For thousands of years, every newborn baby, regardless of their day or place of birth, is able to understand any human language in a very short space of time, without any explanations from a teacher or complicated exercises.
Anyone who has ever been born, regardless of their day and place of birth, has just to hear grammatically correct sentences spoken, during the first fifteen minutes after their birth in a language that they have never heard, and after only fifteen minutes, all these newborn babies, regardless of their day and place of birth, recognise those grammatically correct sentences spoken in this unknown language.
I call this essential ability ‘efficient understanding’; without this, any representative understanding would be impossible and without representative understanding, a human would be perfectly incapable of identifying an apple as an apple and would therefore starve to death.
I must ask the reader to be very discreet about the fact that I am the kind of person who has lost this ability over time, as I have to admit shamefully that I am now more foolish than I was on the day I was born.
The meaning of a sentence is its use.
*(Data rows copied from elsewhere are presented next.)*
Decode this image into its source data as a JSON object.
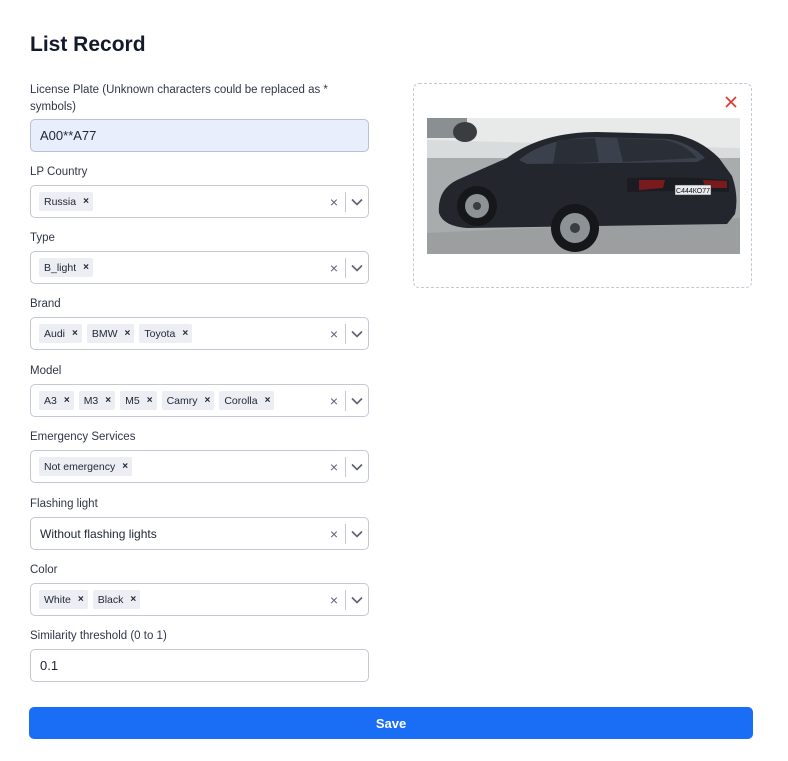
{
  "page": {
    "title": "List Record"
  },
  "license_plate": {
    "label": "License Plate (Unknown characters could be replaced as * symbols)",
    "value": "A00**A77"
  },
  "lp_country": {
    "label": "LP Country",
    "tags": [
      "Russia"
    ]
  },
  "type": {
    "label": "Type",
    "tags": [
      "B_light"
    ]
  },
  "brand": {
    "label": "Brand",
    "tags": [
      "Audi",
      "BMW",
      "Toyota"
    ]
  },
  "model": {
    "label": "Model",
    "tags": [
      "A3",
      "M3",
      "M5",
      "Camry",
      "Corolla"
    ]
  },
  "emergency": {
    "label": "Emergency Services",
    "tags": [
      "Not emergency"
    ]
  },
  "flashing": {
    "label": "Flashing light",
    "value": "Without flashing lights"
  },
  "color": {
    "label": "Color",
    "tags": [
      "White",
      "Black"
    ]
  },
  "similarity": {
    "label": "Similarity threshold (0 to 1)",
    "value": "0.1"
  },
  "image": {
    "plate_text": "С444КО77",
    "close_color": "#e0362c"
  },
  "save": {
    "label": "Save"
  },
  "icons": {
    "tag_remove": "×",
    "clear": "×"
  },
  "colors": {
    "accent": "#1a6df5",
    "close": "#e0362c"
  }
}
This would imply that the designated thing be described, in other words, this reference object, to which the identifier, (the word), is attached, necessarily requires a specific representation to be associated with it; yet if different representations were linked to this reference object, we might create an identifier devoid of an identified thing, which raises the question of why this identifier was created in the first place.
Translation: Jackie Dobble